### [RECORDS FOR THE TASK]
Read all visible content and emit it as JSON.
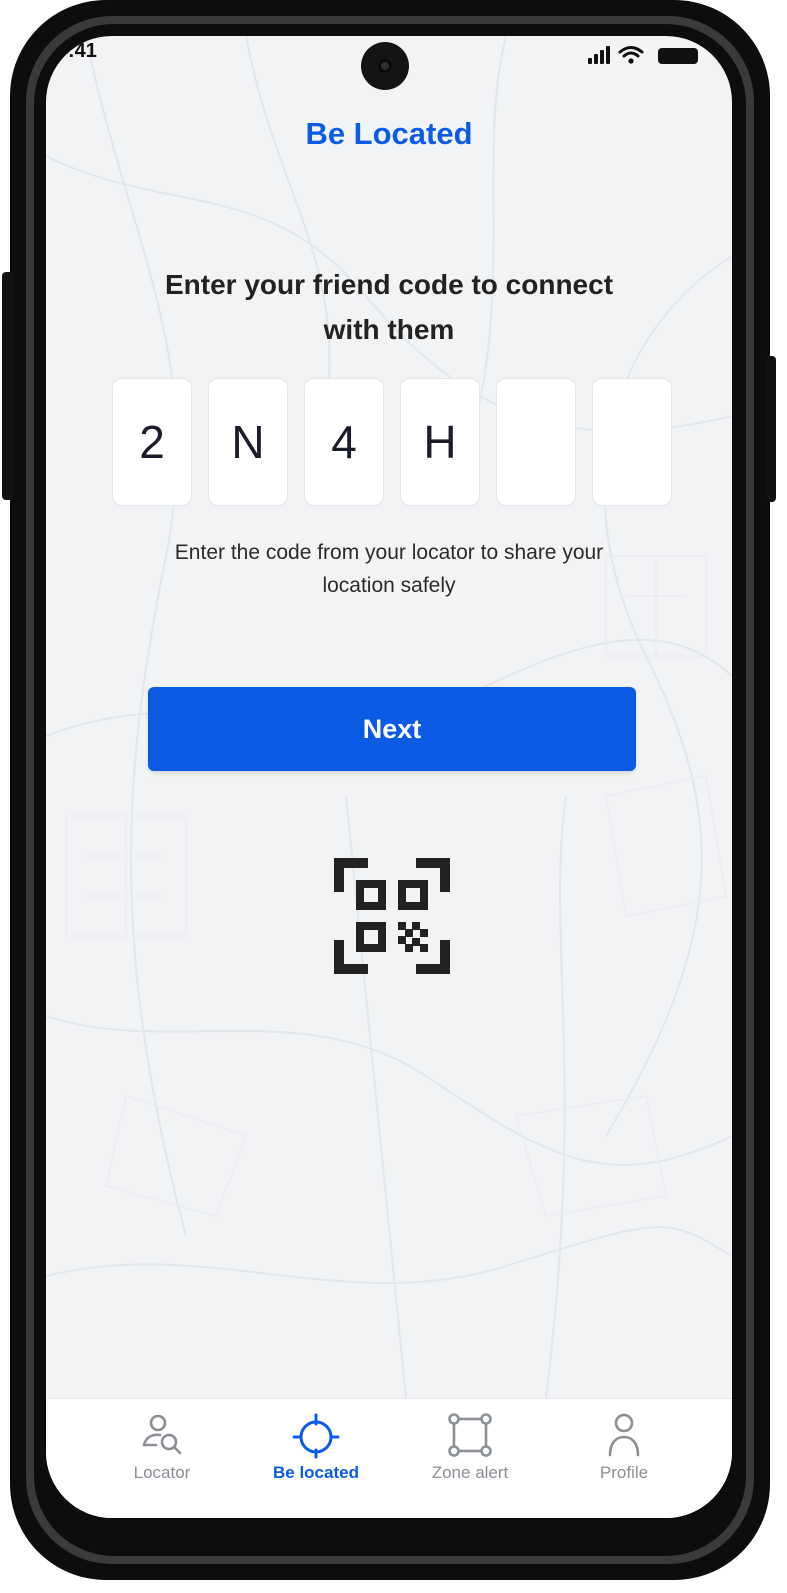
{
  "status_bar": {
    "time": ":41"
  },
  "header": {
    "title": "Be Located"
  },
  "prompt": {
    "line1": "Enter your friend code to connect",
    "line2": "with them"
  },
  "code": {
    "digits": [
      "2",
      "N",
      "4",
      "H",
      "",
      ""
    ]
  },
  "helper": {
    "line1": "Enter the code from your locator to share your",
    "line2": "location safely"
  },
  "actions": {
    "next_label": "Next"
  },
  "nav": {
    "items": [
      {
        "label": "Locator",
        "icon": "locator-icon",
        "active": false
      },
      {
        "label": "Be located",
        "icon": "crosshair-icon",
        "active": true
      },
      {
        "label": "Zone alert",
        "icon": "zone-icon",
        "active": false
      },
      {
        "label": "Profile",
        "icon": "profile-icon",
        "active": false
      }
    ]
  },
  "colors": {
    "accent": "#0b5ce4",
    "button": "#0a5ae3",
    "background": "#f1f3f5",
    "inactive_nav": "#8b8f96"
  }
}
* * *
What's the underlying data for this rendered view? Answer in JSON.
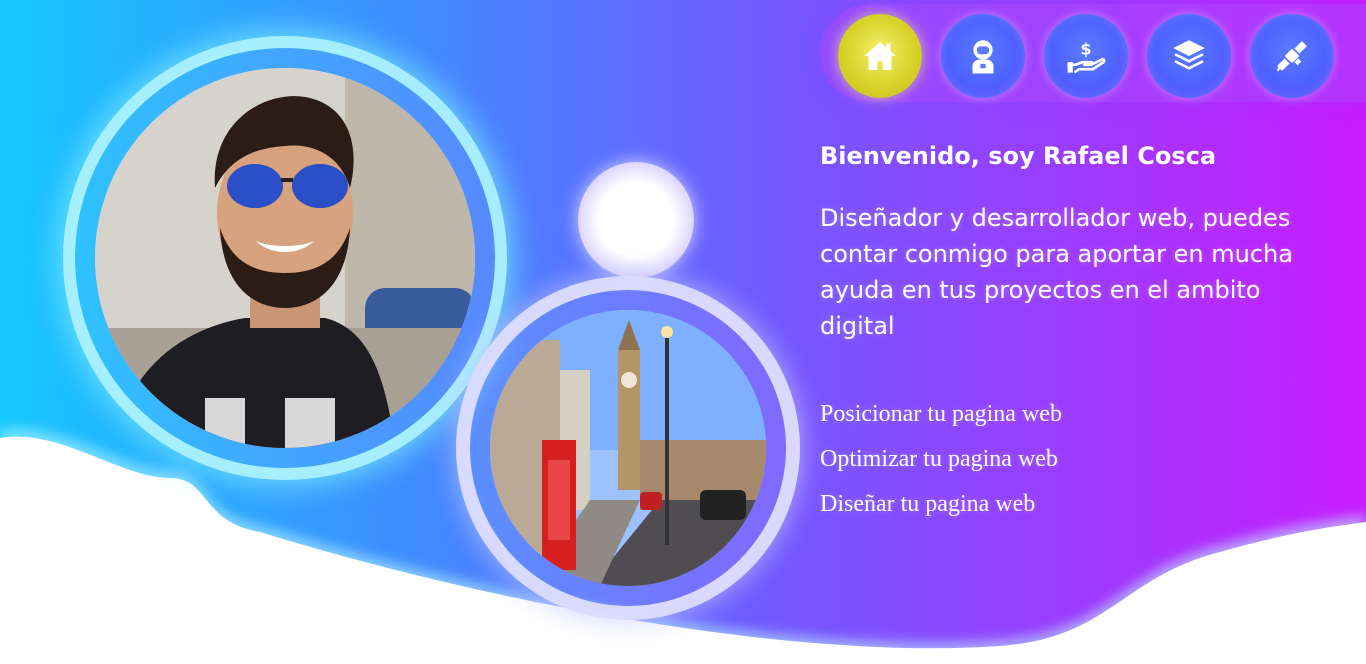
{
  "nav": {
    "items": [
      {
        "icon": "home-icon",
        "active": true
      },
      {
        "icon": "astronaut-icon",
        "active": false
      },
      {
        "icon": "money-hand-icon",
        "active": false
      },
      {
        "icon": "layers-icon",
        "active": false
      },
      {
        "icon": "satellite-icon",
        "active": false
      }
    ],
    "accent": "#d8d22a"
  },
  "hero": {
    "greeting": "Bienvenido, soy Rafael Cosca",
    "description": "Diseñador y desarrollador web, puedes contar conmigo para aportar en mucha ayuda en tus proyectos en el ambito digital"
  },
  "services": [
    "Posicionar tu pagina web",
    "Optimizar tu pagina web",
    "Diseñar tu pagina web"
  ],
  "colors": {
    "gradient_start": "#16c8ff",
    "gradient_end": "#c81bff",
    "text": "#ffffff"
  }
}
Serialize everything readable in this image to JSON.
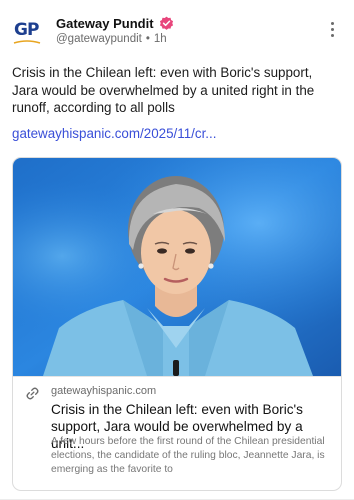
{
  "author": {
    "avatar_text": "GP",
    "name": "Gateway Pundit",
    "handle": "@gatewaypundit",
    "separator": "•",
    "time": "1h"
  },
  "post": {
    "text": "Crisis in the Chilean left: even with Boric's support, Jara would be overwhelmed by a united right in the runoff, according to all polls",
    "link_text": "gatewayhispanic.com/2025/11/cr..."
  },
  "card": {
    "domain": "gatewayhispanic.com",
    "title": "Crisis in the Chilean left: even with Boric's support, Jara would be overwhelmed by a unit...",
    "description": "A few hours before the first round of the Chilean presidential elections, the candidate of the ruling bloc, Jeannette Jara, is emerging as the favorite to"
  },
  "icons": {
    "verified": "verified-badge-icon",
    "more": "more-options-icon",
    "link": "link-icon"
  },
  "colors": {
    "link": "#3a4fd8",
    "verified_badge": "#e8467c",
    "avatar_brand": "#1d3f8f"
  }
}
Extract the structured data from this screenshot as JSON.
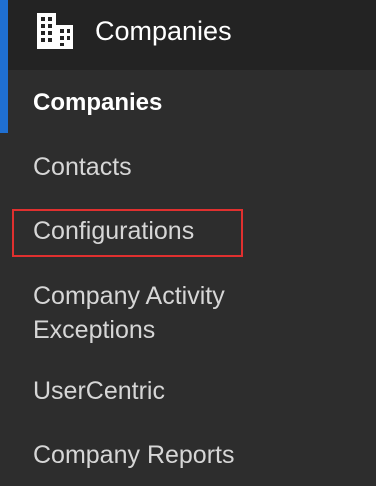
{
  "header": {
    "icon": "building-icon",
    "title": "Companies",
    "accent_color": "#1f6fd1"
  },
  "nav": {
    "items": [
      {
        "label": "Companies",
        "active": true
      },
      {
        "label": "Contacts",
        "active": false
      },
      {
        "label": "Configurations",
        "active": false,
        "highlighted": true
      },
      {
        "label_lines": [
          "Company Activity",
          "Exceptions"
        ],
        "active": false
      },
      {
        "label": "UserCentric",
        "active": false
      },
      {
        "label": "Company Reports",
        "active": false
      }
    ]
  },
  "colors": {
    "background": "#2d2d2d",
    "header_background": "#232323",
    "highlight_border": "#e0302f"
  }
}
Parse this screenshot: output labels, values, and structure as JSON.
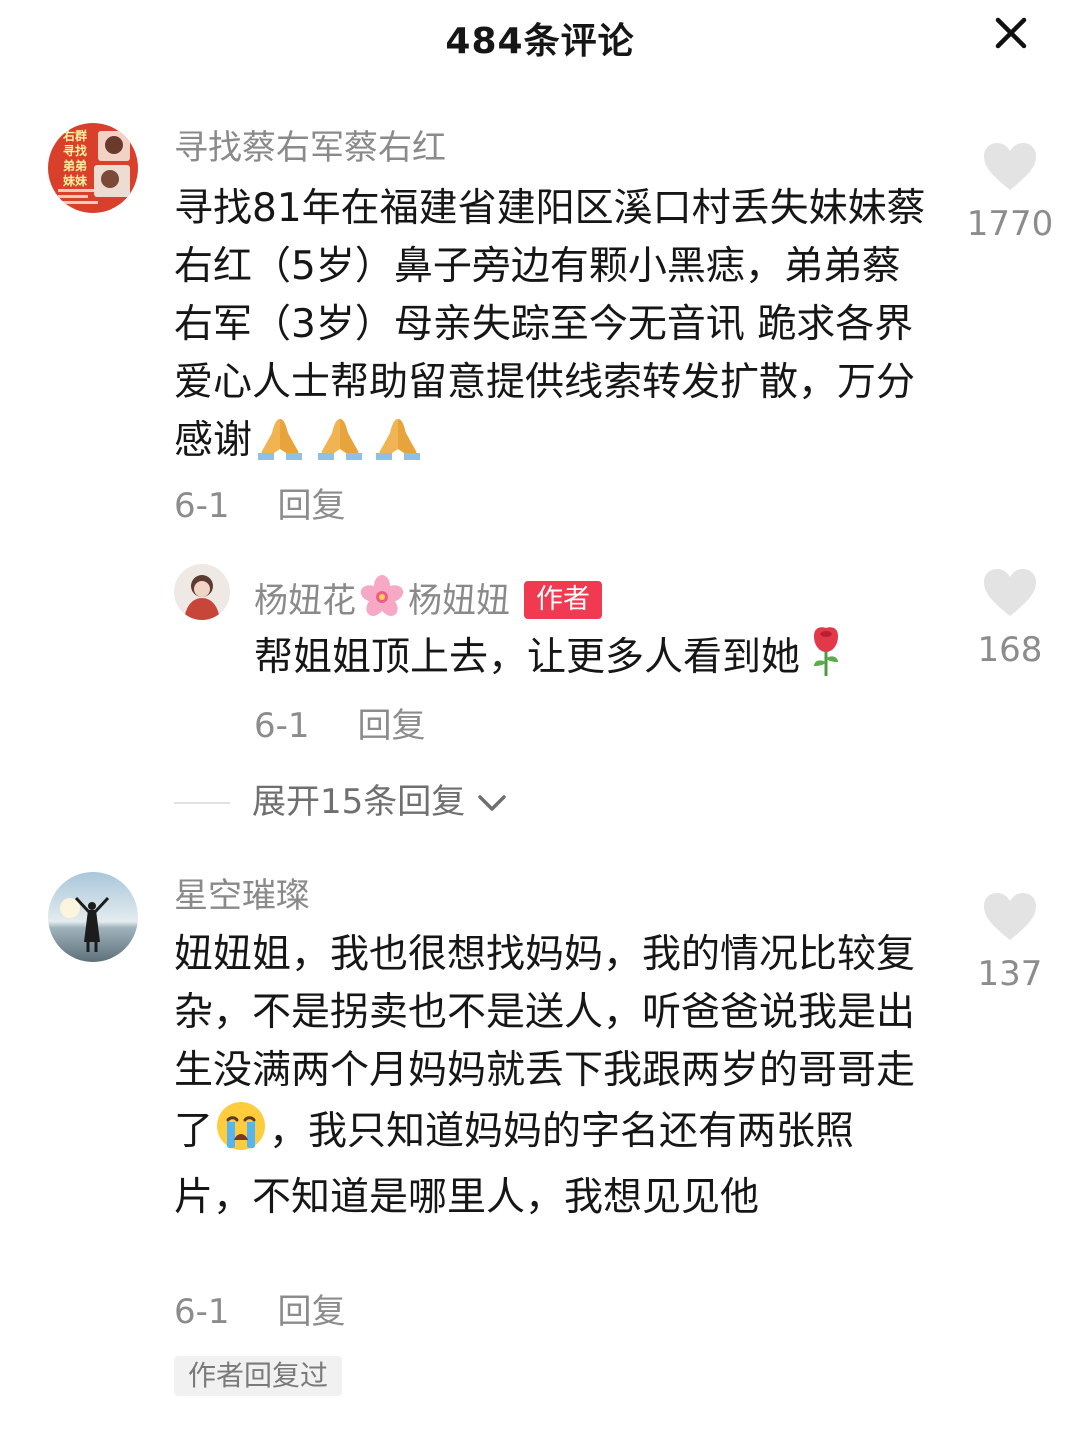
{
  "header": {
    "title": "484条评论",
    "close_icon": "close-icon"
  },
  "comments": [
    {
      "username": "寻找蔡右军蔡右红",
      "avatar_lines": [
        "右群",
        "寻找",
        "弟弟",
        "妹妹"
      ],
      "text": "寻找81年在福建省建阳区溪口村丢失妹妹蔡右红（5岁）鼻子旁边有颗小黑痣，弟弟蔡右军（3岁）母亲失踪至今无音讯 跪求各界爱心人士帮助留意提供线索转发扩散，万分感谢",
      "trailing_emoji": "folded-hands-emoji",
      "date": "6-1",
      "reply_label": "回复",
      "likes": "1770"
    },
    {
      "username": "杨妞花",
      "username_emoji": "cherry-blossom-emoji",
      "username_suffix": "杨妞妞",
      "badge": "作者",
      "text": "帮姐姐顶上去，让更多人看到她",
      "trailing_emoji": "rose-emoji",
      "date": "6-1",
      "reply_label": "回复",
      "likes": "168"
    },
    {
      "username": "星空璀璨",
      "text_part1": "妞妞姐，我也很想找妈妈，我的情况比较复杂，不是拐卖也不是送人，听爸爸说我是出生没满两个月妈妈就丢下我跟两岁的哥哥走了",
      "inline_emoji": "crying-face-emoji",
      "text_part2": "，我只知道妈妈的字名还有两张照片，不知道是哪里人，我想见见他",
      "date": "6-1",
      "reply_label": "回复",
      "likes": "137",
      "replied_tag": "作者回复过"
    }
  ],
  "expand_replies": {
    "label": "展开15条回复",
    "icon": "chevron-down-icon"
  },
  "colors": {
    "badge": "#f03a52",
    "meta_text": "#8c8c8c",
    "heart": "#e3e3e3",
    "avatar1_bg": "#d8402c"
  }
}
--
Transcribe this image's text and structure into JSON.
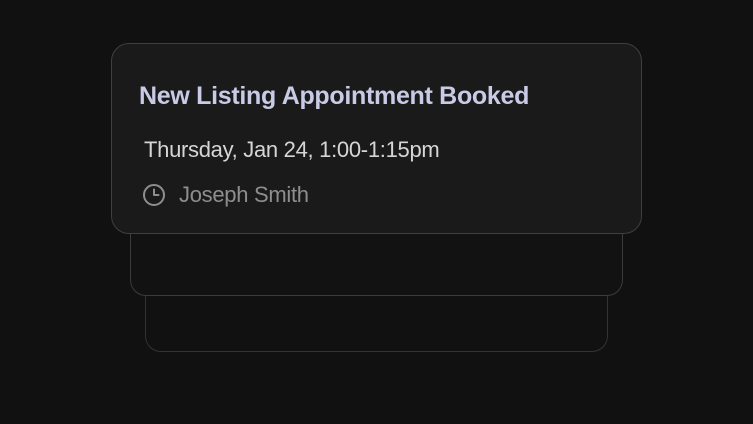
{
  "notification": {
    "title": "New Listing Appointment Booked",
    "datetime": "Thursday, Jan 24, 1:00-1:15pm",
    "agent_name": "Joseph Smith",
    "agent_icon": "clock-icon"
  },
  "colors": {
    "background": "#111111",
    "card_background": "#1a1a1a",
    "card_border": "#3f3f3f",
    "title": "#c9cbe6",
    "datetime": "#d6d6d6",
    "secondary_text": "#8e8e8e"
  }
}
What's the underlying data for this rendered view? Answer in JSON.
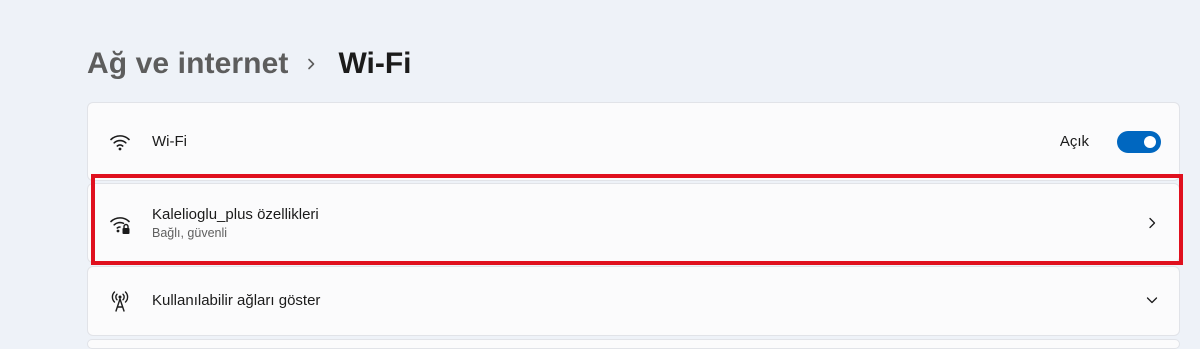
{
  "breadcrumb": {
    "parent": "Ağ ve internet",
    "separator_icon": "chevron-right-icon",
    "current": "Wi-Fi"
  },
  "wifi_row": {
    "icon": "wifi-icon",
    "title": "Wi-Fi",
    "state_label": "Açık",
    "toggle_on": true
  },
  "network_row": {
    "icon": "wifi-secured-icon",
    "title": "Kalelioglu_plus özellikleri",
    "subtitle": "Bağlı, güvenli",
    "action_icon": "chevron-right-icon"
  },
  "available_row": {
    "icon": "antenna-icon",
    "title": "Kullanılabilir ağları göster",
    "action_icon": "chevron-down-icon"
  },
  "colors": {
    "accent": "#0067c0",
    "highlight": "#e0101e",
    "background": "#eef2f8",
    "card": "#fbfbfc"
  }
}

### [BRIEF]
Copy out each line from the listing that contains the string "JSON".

### [TASK ANSWER]
Read all visible content and emit it as JSON.
What's the underlying data for this rendered view? Answer in JSON.
Serialize everything readable in this image to JSON.
Extract the structured data from this screenshot as JSON.
Parse this screenshot: output labels, values, and structure as JSON.
Transcribe this image's text and structure into JSON.
What's the underlying data for this rendered view? Answer in JSON.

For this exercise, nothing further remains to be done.